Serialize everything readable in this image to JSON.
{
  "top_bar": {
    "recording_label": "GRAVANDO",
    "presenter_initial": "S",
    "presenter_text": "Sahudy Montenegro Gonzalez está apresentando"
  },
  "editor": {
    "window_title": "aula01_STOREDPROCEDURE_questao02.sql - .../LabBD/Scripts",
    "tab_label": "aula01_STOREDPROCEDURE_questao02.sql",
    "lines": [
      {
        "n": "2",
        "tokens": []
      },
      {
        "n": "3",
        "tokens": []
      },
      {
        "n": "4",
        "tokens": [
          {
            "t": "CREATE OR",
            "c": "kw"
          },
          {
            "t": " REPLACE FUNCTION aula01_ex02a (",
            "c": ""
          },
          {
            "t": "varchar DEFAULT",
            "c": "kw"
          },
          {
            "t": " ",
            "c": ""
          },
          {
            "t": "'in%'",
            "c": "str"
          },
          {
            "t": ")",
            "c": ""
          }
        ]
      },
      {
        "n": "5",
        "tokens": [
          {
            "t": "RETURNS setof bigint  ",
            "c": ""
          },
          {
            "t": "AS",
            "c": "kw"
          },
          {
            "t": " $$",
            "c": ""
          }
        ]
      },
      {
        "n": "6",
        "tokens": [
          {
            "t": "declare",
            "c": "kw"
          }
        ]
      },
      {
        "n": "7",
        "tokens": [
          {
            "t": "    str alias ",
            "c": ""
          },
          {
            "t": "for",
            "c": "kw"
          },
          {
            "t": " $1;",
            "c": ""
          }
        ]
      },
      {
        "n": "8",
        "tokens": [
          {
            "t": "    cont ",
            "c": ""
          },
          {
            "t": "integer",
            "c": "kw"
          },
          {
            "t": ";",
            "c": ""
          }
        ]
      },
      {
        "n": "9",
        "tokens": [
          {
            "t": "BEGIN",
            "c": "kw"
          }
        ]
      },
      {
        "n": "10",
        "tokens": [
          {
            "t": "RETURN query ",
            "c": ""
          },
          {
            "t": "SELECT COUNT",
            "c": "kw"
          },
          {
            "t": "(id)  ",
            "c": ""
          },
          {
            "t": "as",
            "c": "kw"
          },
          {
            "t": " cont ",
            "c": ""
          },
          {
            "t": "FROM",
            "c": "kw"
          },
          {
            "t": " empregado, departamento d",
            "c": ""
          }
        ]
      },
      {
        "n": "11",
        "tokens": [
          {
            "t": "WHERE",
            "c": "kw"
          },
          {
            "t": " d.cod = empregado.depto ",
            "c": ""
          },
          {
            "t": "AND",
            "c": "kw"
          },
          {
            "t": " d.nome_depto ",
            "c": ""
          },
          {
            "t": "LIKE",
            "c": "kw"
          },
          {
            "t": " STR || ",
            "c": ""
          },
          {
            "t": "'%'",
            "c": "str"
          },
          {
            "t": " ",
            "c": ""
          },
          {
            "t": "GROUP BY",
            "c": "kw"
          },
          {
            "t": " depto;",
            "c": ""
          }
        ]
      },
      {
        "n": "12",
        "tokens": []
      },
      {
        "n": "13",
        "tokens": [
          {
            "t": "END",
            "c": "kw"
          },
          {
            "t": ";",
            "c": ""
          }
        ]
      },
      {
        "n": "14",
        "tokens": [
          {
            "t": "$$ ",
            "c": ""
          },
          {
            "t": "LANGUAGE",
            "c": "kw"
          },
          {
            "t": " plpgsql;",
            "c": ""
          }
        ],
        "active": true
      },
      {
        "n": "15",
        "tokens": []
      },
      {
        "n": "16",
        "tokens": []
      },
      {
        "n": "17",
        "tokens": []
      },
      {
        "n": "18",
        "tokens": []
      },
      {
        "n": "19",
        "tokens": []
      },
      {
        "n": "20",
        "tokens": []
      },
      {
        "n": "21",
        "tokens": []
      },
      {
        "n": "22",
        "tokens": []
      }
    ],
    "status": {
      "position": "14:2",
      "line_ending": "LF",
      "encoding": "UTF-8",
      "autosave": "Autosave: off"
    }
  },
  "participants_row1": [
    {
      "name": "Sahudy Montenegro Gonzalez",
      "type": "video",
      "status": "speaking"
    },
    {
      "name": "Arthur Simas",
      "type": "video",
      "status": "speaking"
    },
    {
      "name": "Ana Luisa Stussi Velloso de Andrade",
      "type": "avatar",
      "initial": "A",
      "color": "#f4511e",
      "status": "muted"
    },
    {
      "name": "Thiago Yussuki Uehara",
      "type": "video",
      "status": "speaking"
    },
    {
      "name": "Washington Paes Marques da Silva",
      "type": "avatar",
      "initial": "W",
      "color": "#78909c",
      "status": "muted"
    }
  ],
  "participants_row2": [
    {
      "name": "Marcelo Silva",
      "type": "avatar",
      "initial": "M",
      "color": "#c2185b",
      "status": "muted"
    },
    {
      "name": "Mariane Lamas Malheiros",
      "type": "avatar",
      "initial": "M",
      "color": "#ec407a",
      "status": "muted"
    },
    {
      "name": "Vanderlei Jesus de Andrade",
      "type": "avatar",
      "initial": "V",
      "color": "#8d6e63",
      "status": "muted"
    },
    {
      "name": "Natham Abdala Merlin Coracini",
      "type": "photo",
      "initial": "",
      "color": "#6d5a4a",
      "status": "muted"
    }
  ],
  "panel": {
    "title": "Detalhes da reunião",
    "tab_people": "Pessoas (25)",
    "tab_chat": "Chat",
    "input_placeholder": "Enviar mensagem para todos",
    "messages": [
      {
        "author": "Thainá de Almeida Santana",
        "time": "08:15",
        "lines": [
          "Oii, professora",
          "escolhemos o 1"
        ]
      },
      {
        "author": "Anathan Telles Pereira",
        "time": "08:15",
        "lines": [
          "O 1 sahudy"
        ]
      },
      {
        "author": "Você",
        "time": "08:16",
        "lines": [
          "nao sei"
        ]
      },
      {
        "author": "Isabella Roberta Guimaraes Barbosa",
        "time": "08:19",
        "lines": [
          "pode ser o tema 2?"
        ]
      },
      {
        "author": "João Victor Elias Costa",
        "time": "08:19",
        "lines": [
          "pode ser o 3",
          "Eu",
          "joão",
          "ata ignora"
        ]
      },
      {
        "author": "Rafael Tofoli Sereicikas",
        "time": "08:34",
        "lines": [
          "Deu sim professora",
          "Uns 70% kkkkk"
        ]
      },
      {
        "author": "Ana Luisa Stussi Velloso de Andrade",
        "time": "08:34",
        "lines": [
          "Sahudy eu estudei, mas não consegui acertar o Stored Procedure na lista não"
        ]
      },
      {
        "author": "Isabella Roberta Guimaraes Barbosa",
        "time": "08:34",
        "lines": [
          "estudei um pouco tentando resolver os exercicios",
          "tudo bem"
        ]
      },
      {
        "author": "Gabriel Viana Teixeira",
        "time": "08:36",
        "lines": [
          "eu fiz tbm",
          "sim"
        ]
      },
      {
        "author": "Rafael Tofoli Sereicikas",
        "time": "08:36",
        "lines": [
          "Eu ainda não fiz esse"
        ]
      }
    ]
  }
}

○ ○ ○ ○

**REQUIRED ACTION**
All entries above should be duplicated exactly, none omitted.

**SOLUTION TO THIS TASK**
Serialize everything readable in this image to JSON.
{
  "top_bar": {
    "recording_label": "GRAVANDO",
    "presenter_initial": "S",
    "presenter_text": "Sahudy Montenegro Gonzalez está apresentando"
  },
  "editor": {
    "window_title": "aula01_STOREDPROCEDURE_questao02.sql - .../LabBD/Scripts",
    "tab_label": "aula01_STOREDPROCEDURE_questao02.sql",
    "lines": [
      {
        "n": "2",
        "tokens": []
      },
      {
        "n": "3",
        "tokens": []
      },
      {
        "n": "4",
        "tokens": [
          {
            "t": "CREATE OR",
            "c": "kw"
          },
          {
            "t": " REPLACE FUNCTION aula01_ex02a (",
            "c": ""
          },
          {
            "t": "varchar DEFAULT",
            "c": "kw"
          },
          {
            "t": " ",
            "c": ""
          },
          {
            "t": "'in%'",
            "c": "str"
          },
          {
            "t": ")",
            "c": ""
          }
        ]
      },
      {
        "n": "5",
        "tokens": [
          {
            "t": "RETURNS setof bigint  ",
            "c": ""
          },
          {
            "t": "AS",
            "c": "kw"
          },
          {
            "t": " $$",
            "c": ""
          }
        ]
      },
      {
        "n": "6",
        "tokens": [
          {
            "t": "declare",
            "c": "kw"
          }
        ]
      },
      {
        "n": "7",
        "tokens": [
          {
            "t": "    str alias ",
            "c": ""
          },
          {
            "t": "for",
            "c": "kw"
          },
          {
            "t": " $1;",
            "c": ""
          }
        ]
      },
      {
        "n": "8",
        "tokens": [
          {
            "t": "    cont ",
            "c": ""
          },
          {
            "t": "integer",
            "c": "kw"
          },
          {
            "t": ";",
            "c": ""
          }
        ]
      },
      {
        "n": "9",
        "tokens": [
          {
            "t": "BEGIN",
            "c": "kw"
          }
        ]
      },
      {
        "n": "10",
        "tokens": [
          {
            "t": "RETURN query ",
            "c": ""
          },
          {
            "t": "SELECT COUNT",
            "c": "kw"
          },
          {
            "t": "(id)  ",
            "c": ""
          },
          {
            "t": "as",
            "c": "kw"
          },
          {
            "t": " cont ",
            "c": ""
          },
          {
            "t": "FROM",
            "c": "kw"
          },
          {
            "t": " empregado, departamento d",
            "c": ""
          }
        ]
      },
      {
        "n": "11",
        "tokens": [
          {
            "t": "WHERE",
            "c": "kw"
          },
          {
            "t": " d.cod = empregado.depto ",
            "c": ""
          },
          {
            "t": "AND",
            "c": "kw"
          },
          {
            "t": " d.nome_depto ",
            "c": ""
          },
          {
            "t": "LIKE",
            "c": "kw"
          },
          {
            "t": " STR || ",
            "c": ""
          },
          {
            "t": "'%'",
            "c": "str"
          },
          {
            "t": " ",
            "c": ""
          },
          {
            "t": "GROUP BY",
            "c": "kw"
          },
          {
            "t": " depto;",
            "c": ""
          }
        ]
      },
      {
        "n": "12",
        "tokens": []
      },
      {
        "n": "13",
        "tokens": [
          {
            "t": "END",
            "c": "kw"
          },
          {
            "t": ";",
            "c": ""
          }
        ]
      },
      {
        "n": "14",
        "tokens": [
          {
            "t": "$$ ",
            "c": ""
          },
          {
            "t": "LANGUAGE",
            "c": "kw"
          },
          {
            "t": " plpgsql;",
            "c": ""
          }
        ],
        "active": true
      },
      {
        "n": "15",
        "tokens": []
      },
      {
        "n": "16",
        "tokens": []
      },
      {
        "n": "17",
        "tokens": []
      },
      {
        "n": "18",
        "tokens": []
      },
      {
        "n": "19",
        "tokens": []
      },
      {
        "n": "20",
        "tokens": []
      },
      {
        "n": "21",
        "tokens": []
      },
      {
        "n": "22",
        "tokens": []
      }
    ],
    "status": {
      "position": "14:2",
      "line_ending": "LF",
      "encoding": "UTF-8",
      "autosave": "Autosave: off"
    }
  },
  "participants_row1": [
    {
      "name": "Sahudy Montenegro Gonzalez",
      "type": "video",
      "status": "speaking"
    },
    {
      "name": "Arthur Simas",
      "type": "video",
      "status": "speaking"
    },
    {
      "name": "Ana Luisa Stussi Velloso de Andrade",
      "type": "avatar",
      "initial": "A",
      "color": "#f4511e",
      "status": "muted"
    },
    {
      "name": "Thiago Yussuki Uehara",
      "type": "video",
      "status": "speaking"
    },
    {
      "name": "Washington Paes Marques da Silva",
      "type": "avatar",
      "initial": "W",
      "color": "#78909c",
      "status": "muted"
    }
  ],
  "participants_row2": [
    {
      "name": "Marcelo Silva",
      "type": "avatar",
      "initial": "M",
      "color": "#c2185b",
      "status": "muted"
    },
    {
      "name": "Mariane Lamas Malheiros",
      "type": "avatar",
      "initial": "M",
      "color": "#ec407a",
      "status": "muted"
    },
    {
      "name": "Vanderlei Jesus de Andrade",
      "type": "avatar",
      "initial": "V",
      "color": "#8d6e63",
      "status": "muted"
    },
    {
      "name": "Natham Abdala Merlin Coracini",
      "type": "photo",
      "initial": "",
      "color": "#6d5a4a",
      "status": "muted"
    }
  ],
  "panel": {
    "title": "Detalhes da reunião",
    "tab_people": "Pessoas (25)",
    "tab_chat": "Chat",
    "input_placeholder": "Enviar mensagem para todos",
    "messages": [
      {
        "author": "Thainá de Almeida Santana",
        "time": "08:15",
        "lines": [
          "Oii, professora",
          "escolhemos o 1"
        ]
      },
      {
        "author": "Anathan Telles Pereira",
        "time": "08:15",
        "lines": [
          "O 1 sahudy"
        ]
      },
      {
        "author": "Você",
        "time": "08:16",
        "lines": [
          "nao sei"
        ]
      },
      {
        "author": "Isabella Roberta Guimaraes Barbosa",
        "time": "08:19",
        "lines": [
          "pode ser o tema 2?"
        ]
      },
      {
        "author": "João Victor Elias Costa",
        "time": "08:19",
        "lines": [
          "pode ser o 3",
          "Eu",
          "joão",
          "ata ignora"
        ]
      },
      {
        "author": "Rafael Tofoli Sereicikas",
        "time": "08:34",
        "lines": [
          "Deu sim professora",
          "Uns 70% kkkkk"
        ]
      },
      {
        "author": "Ana Luisa Stussi Velloso de Andrade",
        "time": "08:34",
        "lines": [
          "Sahudy eu estudei, mas não consegui acertar o Stored Procedure na lista não"
        ]
      },
      {
        "author": "Isabella Roberta Guimaraes Barbosa",
        "time": "08:34",
        "lines": [
          "estudei um pouco tentando resolver os exercicios",
          "tudo bem"
        ]
      },
      {
        "author": "Gabriel Viana Teixeira",
        "time": "08:36",
        "lines": [
          "eu fiz tbm",
          "sim"
        ]
      },
      {
        "author": "Rafael Tofoli Sereicikas",
        "time": "08:36",
        "lines": [
          "Eu ainda não fiz esse"
        ]
      }
    ]
  }
}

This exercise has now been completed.